* WHAT THE TASK ASKS:
In the listing, some lines may hold the string "JSON"; report how many do, as a bare number.

------------------------------------------------

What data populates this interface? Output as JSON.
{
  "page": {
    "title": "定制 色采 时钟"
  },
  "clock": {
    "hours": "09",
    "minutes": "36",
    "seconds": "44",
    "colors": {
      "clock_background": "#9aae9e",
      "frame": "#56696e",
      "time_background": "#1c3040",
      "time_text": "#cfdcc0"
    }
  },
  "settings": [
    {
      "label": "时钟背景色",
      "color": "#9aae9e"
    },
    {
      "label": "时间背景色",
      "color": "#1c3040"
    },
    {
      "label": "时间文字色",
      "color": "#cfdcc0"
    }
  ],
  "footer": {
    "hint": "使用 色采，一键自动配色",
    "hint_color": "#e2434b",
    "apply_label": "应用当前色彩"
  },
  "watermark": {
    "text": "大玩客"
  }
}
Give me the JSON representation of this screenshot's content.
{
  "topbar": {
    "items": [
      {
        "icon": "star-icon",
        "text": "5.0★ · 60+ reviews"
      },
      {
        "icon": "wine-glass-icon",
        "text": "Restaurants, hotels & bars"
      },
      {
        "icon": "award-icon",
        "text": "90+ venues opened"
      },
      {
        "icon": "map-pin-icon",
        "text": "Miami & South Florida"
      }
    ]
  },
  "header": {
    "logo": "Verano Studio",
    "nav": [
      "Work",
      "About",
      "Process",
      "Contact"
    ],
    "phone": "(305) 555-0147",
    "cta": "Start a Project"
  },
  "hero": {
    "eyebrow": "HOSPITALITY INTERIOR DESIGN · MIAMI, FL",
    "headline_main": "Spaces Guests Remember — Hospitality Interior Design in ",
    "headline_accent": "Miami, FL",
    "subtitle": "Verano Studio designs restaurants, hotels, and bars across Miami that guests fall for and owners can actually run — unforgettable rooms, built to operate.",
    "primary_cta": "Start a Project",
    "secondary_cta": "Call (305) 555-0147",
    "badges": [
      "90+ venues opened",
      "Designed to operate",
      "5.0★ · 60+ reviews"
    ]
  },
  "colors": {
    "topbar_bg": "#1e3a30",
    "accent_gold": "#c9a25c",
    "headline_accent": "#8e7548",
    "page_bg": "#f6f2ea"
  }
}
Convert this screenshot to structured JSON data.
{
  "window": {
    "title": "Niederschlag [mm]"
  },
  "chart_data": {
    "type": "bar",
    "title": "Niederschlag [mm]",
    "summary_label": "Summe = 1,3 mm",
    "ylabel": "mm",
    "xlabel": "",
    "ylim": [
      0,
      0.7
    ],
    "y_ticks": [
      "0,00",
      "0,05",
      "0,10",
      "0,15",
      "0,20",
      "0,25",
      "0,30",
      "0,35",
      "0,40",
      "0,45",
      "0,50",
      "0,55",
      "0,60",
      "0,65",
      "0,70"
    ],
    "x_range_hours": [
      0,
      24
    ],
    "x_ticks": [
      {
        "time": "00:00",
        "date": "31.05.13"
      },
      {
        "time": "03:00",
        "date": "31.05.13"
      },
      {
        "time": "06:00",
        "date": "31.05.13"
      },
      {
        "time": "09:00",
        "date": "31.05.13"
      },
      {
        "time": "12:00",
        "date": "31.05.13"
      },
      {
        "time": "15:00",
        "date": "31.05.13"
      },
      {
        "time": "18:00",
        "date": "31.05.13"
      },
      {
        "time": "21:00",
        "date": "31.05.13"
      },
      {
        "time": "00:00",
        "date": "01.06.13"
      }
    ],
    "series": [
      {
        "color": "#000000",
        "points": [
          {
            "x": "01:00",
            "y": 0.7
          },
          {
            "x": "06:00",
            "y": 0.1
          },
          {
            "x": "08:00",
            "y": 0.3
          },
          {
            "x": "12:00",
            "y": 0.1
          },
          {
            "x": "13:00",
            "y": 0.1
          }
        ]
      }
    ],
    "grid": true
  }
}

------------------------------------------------

* TASK RESULT:
3